- WORK REQUIRED
Go through the data and copy each line where the word "avatar" shows up.

[Records excerpted from a collection]
--- START ---

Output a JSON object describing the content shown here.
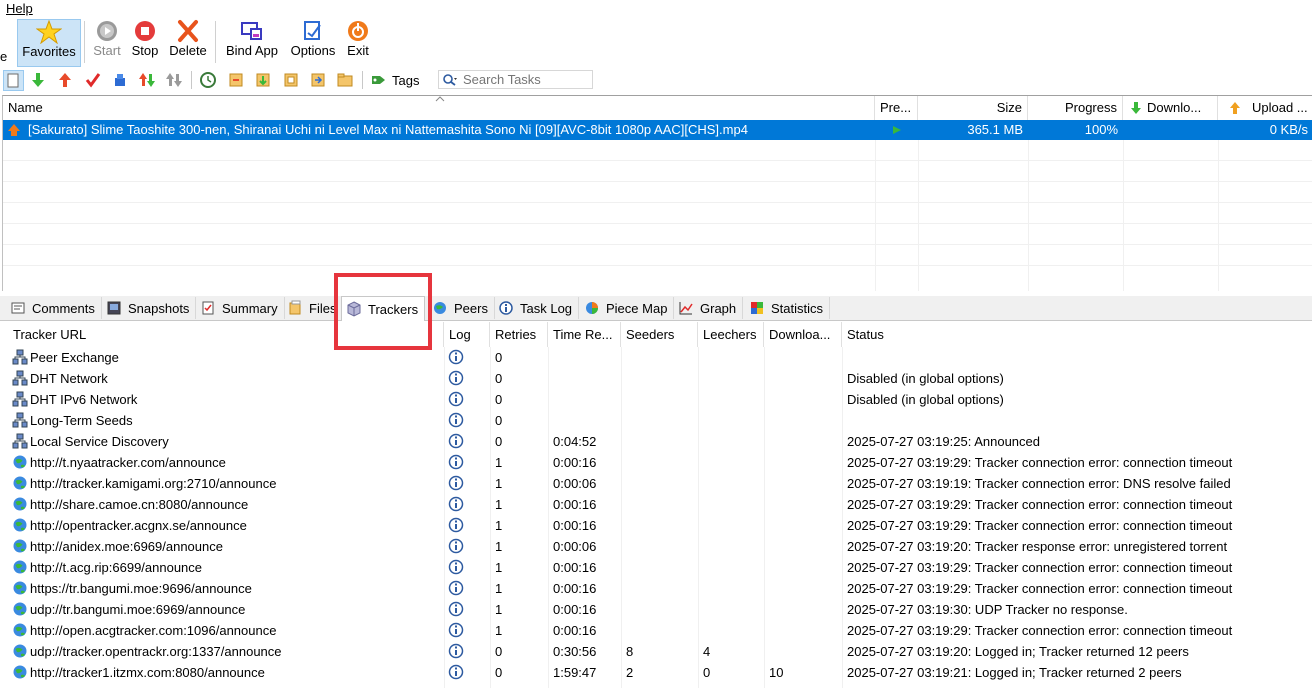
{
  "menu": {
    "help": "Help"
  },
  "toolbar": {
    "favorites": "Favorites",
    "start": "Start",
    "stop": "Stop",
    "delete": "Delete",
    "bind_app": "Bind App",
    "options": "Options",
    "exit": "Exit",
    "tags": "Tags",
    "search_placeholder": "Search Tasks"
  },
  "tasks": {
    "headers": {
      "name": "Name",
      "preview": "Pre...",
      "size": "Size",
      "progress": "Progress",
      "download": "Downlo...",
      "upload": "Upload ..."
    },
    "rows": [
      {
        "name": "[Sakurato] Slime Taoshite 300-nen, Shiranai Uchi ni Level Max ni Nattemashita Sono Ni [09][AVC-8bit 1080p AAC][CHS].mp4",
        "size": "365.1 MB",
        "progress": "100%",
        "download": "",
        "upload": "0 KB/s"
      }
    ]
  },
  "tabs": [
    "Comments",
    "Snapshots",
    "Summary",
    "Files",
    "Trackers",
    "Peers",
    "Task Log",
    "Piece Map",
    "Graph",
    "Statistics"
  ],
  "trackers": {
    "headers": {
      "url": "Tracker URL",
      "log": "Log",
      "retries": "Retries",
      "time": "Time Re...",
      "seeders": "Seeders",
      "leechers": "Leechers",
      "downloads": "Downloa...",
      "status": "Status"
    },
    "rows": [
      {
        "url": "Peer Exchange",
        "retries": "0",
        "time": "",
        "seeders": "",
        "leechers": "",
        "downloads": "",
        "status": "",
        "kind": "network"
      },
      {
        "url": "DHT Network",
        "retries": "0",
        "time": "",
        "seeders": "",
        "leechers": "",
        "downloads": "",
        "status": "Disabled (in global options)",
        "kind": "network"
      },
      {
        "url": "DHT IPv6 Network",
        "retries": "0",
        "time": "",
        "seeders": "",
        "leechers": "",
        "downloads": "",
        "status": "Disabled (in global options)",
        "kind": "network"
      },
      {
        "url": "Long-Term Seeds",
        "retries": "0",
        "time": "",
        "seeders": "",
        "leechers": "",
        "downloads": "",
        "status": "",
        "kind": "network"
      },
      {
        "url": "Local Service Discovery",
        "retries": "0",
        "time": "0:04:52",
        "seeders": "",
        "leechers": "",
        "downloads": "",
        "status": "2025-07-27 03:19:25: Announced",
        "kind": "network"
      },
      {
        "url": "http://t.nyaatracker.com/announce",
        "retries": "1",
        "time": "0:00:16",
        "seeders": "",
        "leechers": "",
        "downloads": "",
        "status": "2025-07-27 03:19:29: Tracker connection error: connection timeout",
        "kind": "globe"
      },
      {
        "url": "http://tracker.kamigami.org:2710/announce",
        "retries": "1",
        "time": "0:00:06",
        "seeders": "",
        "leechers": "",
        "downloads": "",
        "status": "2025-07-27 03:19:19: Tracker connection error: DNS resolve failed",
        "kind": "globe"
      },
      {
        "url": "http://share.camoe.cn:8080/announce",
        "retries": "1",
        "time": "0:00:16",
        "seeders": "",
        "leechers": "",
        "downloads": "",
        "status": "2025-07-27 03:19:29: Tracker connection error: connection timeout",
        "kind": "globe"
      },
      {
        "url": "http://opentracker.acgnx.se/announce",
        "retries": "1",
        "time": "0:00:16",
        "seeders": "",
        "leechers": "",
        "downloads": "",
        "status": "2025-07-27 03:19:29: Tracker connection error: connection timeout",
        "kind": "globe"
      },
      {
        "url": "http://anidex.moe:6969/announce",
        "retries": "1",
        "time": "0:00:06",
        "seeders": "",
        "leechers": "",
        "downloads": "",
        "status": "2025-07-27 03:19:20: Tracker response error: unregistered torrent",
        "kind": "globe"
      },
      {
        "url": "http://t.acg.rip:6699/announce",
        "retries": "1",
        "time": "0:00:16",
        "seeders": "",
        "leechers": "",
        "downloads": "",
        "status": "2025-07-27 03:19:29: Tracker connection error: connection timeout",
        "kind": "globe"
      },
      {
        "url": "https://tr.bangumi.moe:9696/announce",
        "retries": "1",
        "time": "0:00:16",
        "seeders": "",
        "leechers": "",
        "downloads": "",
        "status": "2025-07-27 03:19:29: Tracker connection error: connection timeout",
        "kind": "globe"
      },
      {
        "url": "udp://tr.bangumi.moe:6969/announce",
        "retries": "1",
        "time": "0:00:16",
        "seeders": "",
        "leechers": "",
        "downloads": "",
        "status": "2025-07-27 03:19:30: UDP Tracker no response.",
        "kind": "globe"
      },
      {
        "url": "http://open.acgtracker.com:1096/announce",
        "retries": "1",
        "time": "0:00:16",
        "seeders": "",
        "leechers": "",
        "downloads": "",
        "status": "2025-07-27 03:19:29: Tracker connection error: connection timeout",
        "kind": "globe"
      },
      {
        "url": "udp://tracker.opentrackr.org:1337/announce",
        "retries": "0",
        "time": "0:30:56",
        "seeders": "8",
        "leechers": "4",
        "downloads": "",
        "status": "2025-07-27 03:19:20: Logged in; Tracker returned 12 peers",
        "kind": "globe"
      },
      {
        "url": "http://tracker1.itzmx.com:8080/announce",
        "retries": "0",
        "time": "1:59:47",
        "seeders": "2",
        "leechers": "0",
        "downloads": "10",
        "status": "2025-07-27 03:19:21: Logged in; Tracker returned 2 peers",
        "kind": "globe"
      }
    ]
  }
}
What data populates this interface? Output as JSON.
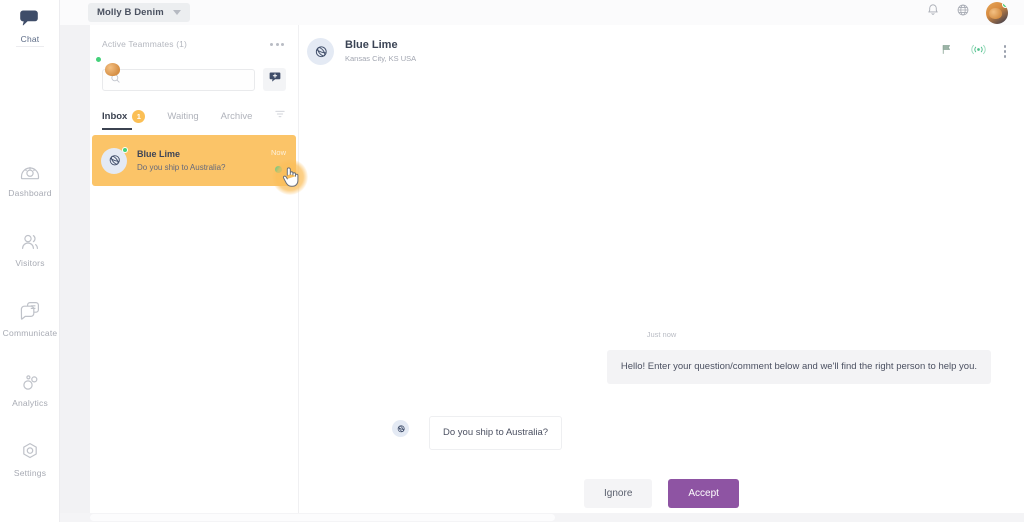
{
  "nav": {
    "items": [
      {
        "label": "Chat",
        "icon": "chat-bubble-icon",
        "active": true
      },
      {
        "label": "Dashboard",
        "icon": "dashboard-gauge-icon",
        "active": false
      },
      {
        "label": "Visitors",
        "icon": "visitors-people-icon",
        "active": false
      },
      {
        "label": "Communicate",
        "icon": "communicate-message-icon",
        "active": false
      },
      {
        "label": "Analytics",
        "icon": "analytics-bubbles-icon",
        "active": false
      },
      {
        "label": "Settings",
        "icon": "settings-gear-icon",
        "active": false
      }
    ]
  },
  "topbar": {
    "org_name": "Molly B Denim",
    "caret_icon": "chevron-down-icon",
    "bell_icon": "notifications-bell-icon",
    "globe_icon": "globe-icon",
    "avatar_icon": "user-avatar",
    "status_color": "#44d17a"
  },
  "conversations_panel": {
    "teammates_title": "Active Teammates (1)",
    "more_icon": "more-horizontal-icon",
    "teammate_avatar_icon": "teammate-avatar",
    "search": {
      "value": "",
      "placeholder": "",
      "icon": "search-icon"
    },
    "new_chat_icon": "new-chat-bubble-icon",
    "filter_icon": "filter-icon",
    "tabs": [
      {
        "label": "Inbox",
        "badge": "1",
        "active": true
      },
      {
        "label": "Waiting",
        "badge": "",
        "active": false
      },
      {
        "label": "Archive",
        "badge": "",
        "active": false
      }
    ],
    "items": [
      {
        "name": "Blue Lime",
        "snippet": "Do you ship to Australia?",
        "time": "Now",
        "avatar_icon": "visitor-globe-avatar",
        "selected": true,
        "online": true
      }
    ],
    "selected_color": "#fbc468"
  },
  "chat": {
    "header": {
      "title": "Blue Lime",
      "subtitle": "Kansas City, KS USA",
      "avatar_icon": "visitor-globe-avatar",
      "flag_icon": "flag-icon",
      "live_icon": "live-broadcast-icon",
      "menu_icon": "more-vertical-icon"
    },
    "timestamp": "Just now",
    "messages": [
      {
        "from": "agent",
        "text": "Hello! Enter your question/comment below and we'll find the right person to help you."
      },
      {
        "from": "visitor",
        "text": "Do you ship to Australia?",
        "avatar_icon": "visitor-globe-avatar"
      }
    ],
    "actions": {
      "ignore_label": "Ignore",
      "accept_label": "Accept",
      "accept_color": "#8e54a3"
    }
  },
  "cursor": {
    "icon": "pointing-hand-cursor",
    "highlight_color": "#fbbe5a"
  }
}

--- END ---

- EXERCISE RESPONSE
    "avatar_icon": "user-avatar",
    "teammate_avatar_icon": "teammate-avatar",
        "avatar_icon": "visitor-globe-avatar",
      "avatar_icon": "visitor-globe-avatar",
        "avatar_icon": "visitor-globe-avatar"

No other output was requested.